They first encountered the British in the Gurkha War of 1814-1816, which ended not just in stalemate, but with an abiding sense of mutual respect and admiration between the two sides.
The Peace Treaty that ended the war enabled Gurkhas to serve under contract in the East India Company's army, for whom they first fought in the Pindaree War of 1817. Thus began Britain's relationship with Nepal, our 'oldest ally' in Asia.
Gurkhas fought on the British side in the Indian Rebellion of 1857, and at the end of the war, Gurkhas became a part of the British Indian Army. In recognition of their service at Delhi, the 2nd Gurkha Rifles was awarded the Queen's Truncheon, a unique emblem which is believed to have magical powers. To this day, new recruits to The Royal Gurkha Rifles swear allegiance to the Crown and the Regiment on the Truncheon
From 1857 until 1947, the Gurkha regiments saw service in Burma, Afghanistan, the North-East and North-West Frontiers of India, Malta (The Russo-Turkish War 1877-78), Cyprus, Malaya, China (the Boxer rebellion of 1900), Tibet, and in various theatres of the First and Second World Wars. They have continued to serve in every major conflict since.
British officials in the 19th century declared the Gurkhas as a 'Martial Race', a term describing people thought to be 'naturally warlike and aggressive in battle' possessing qualities of courage, loyalty, self sufficiency, physical strength, resilience, orderliness, the ability to work hard for long periods of time, fighting tenacity and military strength.'
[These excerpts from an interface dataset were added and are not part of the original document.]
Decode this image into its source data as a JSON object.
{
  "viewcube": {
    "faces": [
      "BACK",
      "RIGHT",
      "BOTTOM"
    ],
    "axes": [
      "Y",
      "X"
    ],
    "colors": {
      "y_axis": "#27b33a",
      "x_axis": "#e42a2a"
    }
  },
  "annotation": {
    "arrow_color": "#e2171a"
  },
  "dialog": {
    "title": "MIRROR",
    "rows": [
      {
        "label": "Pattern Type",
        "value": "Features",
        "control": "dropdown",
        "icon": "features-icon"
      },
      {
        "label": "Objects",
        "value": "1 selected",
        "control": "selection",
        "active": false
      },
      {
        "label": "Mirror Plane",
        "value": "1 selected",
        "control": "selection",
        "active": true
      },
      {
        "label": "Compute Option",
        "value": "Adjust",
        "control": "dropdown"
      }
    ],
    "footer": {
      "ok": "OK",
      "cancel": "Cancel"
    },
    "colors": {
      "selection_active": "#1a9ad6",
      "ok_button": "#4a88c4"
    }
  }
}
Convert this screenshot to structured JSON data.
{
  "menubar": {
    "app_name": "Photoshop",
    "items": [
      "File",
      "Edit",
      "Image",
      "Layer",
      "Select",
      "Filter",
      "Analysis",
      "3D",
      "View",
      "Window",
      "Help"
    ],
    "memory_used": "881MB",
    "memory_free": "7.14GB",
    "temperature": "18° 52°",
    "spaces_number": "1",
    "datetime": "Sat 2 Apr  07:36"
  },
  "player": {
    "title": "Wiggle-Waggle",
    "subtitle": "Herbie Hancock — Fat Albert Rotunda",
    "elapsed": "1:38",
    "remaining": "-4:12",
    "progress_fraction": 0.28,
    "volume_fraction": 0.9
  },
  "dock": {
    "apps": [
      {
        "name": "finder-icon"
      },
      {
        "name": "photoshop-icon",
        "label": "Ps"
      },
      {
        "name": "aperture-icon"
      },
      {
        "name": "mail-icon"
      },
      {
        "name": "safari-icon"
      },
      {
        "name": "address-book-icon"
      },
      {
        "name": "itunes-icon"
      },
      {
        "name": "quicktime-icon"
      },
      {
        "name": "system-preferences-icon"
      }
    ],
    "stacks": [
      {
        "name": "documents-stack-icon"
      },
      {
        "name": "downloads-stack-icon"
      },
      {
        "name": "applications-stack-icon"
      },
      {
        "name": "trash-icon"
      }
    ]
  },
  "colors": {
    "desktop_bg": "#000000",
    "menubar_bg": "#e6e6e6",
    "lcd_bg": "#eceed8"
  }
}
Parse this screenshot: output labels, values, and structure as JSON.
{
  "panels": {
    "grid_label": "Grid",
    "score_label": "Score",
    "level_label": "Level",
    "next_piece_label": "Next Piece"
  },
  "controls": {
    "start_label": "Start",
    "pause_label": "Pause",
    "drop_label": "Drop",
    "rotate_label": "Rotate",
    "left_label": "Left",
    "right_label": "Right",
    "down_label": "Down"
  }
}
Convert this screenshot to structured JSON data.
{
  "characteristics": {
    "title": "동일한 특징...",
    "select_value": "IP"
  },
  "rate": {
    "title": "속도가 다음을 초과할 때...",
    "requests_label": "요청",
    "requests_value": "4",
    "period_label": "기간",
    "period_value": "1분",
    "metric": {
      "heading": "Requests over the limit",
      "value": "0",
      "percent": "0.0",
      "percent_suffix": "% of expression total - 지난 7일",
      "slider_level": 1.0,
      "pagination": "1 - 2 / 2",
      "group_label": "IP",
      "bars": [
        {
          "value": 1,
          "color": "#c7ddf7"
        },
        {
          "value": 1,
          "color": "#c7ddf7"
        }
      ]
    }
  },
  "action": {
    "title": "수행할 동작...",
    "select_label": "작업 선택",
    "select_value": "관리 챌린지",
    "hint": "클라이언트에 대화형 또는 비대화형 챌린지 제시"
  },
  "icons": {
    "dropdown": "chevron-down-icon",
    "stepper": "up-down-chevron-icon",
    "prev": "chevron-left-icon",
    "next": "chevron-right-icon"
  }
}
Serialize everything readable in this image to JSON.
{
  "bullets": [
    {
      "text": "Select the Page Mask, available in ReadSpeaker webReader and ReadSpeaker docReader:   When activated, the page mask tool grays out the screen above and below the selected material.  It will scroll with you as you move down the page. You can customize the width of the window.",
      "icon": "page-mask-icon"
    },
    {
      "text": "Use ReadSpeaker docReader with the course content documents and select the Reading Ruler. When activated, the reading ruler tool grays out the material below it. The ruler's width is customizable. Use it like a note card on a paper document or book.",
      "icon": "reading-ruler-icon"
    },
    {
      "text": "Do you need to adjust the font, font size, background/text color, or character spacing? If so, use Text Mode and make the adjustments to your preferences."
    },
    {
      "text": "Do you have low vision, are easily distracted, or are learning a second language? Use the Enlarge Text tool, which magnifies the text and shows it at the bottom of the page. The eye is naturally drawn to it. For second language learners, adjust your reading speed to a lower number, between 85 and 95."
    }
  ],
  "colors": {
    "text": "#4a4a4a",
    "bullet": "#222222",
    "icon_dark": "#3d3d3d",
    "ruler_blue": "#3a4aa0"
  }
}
If a man says he is not afraid of dying, he is either lying or he is a Gurkha.
Former Chief of staff of the Indian Army, Field Marshal Sam Manekshaw
Today, Gurkhas are marked by their graciousness, loyalty and very great courage. As gentle and shy in daily life as they are fearless and tenacious in battle, they are a dignified people and ideal soldiers.
Gurkhas are famed for carrying a kukri. It is the national weapon of Nepal, but it is also used as a work tool in the Hills. Each Gurkha carries two kurkis, one for every day use and one for ceremonial purposes. The kurkri is the stuff of legends; the most common being the myth that whenever you draw the kukri from its sheath you must also draw blood. The kukri is accompanied by two tiny knives one for skinning and slicing, the other for sharpening the main blade.
Their famous war cry, "Ayo Gorkhali" translates as "The Gurkhas are here", their motto, 'Kathar hunnu bhanda marnu ramro' means, 'It is better to die than to be a coward.'